And the more I thought about that memory, the more my doubts became replaced by certainty and I began to truly understand why my brother was so passionate about creating Lily’s Pad. We are the “in-between” for these kids. In some cases, we will be the in-between fun in a childhood that will always have isolation as a part of it. In the best case scenarios, we will be the in-between for days when when these kids are sick and the days when they are well. Regardless, we will hold a place in time and a purpose that can’t be discounted or diminished.
When I was that sick kid, my mom could probably have cured my illness while keeping me in my room isolated. I imagine my memories of being a sick kid might be a little less fond had she done that. But instead, she threw back the curtains to let the light in while giving me a front row seat to life in my awesome couch bed. I would have gotten better either way. The doctor’s visit, the medicines, the extra sleep – they would have fixed me up. But my memory and my perception of the “in-between” when I was sick and when I was well came from the decision my mom made to heal my spirit along with my body.
I guess life is often about the choices we make when we are faced with the in-between. When we lose a job and are waiting for the next…how do we handle it? Do we wallow in the loss? Sit around feeling sad and lonely and unwanted? Or do we use that in-between time to think about what opportunities this might be giving us? How we live the in-between is often how we best set ourselves up for the next chapter. Years ago, I divorced the high school sweetheart I thought I would grow old with. I kind of thought that was it. I’d had my chance and now I’d grow old, alone, with my cat. Hey, I was young and dramatic and incredibly wrong. Today, I’ve been married for 18 years to an incredible man who has given me three kids and two grandkids and a whole lot of love and support along the way. Oddly, the in-between of those two vastly different marriages contains some of the most defining moments of my life. I learned to take care of myself and I grew up. I did a marathon in Alaska while raising money for a great cause. I met eight women who became the closest group of friends I have ever had and are still my “best girls” to this day. And I became a woman with an open mind and an open heart that was ready to say yes to that blind date that set the rest of my happily ever after in motion.

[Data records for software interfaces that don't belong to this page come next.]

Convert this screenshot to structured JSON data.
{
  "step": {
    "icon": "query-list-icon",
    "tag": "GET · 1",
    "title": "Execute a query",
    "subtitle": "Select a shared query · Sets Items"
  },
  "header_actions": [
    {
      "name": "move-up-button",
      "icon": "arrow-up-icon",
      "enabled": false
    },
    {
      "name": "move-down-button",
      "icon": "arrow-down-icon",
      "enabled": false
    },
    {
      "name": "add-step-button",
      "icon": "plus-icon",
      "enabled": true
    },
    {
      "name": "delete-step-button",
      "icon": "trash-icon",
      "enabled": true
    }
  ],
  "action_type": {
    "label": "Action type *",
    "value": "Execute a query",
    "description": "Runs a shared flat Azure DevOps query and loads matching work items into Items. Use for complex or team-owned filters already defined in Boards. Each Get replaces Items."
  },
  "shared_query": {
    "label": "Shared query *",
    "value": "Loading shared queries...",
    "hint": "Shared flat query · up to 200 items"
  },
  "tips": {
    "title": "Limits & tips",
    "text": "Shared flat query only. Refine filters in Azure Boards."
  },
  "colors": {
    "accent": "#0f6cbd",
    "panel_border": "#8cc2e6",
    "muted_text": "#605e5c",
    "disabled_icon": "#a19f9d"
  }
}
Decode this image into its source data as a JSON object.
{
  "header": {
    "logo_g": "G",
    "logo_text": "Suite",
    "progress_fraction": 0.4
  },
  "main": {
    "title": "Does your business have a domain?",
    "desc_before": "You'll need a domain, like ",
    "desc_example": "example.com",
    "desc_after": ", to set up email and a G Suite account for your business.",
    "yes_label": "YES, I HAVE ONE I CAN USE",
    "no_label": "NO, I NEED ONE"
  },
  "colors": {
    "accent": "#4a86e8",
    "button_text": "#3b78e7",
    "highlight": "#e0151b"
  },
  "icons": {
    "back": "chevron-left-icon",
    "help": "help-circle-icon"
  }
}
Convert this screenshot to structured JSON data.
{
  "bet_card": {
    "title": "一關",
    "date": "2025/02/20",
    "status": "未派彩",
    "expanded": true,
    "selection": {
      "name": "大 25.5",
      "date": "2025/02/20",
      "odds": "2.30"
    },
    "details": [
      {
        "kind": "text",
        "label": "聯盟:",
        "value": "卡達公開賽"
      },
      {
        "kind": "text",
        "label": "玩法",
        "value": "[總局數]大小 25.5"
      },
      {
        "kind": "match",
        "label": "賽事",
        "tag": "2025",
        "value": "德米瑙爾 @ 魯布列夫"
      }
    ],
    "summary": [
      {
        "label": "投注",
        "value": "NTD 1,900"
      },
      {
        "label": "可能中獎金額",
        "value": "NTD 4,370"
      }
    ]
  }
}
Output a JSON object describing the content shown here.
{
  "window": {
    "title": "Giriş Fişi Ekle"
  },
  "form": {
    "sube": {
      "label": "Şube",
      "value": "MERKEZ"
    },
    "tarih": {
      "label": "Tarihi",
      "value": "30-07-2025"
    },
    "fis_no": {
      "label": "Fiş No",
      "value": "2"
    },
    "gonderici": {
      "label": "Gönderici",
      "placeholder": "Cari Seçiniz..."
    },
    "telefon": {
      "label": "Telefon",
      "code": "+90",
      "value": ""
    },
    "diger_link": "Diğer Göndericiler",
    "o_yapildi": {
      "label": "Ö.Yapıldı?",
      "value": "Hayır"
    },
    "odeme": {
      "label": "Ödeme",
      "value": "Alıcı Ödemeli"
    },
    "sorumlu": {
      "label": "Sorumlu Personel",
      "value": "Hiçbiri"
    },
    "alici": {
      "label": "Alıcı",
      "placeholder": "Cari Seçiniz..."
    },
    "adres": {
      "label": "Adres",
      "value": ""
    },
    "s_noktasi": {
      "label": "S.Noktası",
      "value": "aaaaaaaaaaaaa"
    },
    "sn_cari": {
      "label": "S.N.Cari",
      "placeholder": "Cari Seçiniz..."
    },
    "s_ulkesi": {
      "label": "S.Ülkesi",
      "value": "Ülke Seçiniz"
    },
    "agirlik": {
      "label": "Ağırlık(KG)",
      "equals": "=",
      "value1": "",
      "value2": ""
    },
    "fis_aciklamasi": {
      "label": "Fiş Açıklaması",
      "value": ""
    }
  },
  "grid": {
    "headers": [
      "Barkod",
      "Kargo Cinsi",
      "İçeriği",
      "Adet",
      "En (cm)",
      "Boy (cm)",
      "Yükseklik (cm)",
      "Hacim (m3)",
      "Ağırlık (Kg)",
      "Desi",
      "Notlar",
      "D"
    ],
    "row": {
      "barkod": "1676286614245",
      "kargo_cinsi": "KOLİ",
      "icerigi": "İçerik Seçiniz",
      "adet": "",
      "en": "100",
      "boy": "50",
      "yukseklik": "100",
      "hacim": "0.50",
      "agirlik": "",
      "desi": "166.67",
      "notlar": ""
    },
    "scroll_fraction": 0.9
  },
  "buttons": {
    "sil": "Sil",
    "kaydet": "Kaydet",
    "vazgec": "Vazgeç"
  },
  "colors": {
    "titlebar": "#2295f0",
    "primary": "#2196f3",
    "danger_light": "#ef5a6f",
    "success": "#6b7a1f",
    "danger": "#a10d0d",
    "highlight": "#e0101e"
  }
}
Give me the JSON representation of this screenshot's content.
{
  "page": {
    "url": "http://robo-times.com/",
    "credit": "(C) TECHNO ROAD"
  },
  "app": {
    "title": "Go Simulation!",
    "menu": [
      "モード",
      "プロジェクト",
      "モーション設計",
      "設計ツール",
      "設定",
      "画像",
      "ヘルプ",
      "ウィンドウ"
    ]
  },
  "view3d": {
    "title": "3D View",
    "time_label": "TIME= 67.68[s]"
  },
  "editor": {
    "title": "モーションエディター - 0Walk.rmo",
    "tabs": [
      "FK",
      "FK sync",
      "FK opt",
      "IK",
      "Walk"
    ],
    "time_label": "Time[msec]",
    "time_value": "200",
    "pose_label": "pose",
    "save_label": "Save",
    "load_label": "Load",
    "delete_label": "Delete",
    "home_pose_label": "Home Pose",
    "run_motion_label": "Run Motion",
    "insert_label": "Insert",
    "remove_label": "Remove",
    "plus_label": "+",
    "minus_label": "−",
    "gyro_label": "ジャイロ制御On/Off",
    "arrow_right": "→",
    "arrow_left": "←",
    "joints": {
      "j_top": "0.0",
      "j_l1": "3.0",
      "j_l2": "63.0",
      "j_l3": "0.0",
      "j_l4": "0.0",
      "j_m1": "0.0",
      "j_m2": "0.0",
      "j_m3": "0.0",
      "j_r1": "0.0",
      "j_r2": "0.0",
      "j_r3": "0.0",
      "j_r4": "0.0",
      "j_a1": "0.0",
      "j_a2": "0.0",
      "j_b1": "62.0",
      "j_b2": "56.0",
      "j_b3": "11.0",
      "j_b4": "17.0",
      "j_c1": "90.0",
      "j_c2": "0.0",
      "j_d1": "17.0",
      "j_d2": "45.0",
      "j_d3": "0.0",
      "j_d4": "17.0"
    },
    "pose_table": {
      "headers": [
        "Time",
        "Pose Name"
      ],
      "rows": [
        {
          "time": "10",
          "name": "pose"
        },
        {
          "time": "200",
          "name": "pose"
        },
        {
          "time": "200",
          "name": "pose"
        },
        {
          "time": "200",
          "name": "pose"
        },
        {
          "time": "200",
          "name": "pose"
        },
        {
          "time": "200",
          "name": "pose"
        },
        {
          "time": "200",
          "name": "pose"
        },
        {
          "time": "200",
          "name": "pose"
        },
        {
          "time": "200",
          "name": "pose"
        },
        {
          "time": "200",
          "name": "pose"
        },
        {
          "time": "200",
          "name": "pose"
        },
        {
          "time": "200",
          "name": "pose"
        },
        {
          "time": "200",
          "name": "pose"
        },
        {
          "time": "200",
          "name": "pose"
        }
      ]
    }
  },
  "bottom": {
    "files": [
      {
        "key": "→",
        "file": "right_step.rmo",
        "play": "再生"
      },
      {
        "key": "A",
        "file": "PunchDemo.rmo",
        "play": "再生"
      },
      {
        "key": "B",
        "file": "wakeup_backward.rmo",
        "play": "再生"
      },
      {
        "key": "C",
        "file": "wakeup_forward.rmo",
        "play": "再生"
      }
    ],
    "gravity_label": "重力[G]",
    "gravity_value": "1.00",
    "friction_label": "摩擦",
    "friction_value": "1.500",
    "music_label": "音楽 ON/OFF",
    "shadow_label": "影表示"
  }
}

So the in-between does matter. It matters a lot. I am so incredibly grateful to all of the organizations out there that are fighting for the cure and more research dollars. They are so 100% necessary that I can’t even find the words to describe it. They are essential. Completely, utterly, beyond a shadow of a doubt, essential. But so is Lily’s Pad. Because in-between now and the cure, we will create joy and help these kids find peace with the memories of this time. We will give them laughter and hope and innocence. In-between all of their pain and their suffering, Lily’s Pad will give them back their smiles. And if all goes well, when they get to the “then”, that’s what they will remember the most about their “now”.
– Dawn Garza
Director of Ops at Lily’s Pad and Advocate for Open Curtains and Couch Beds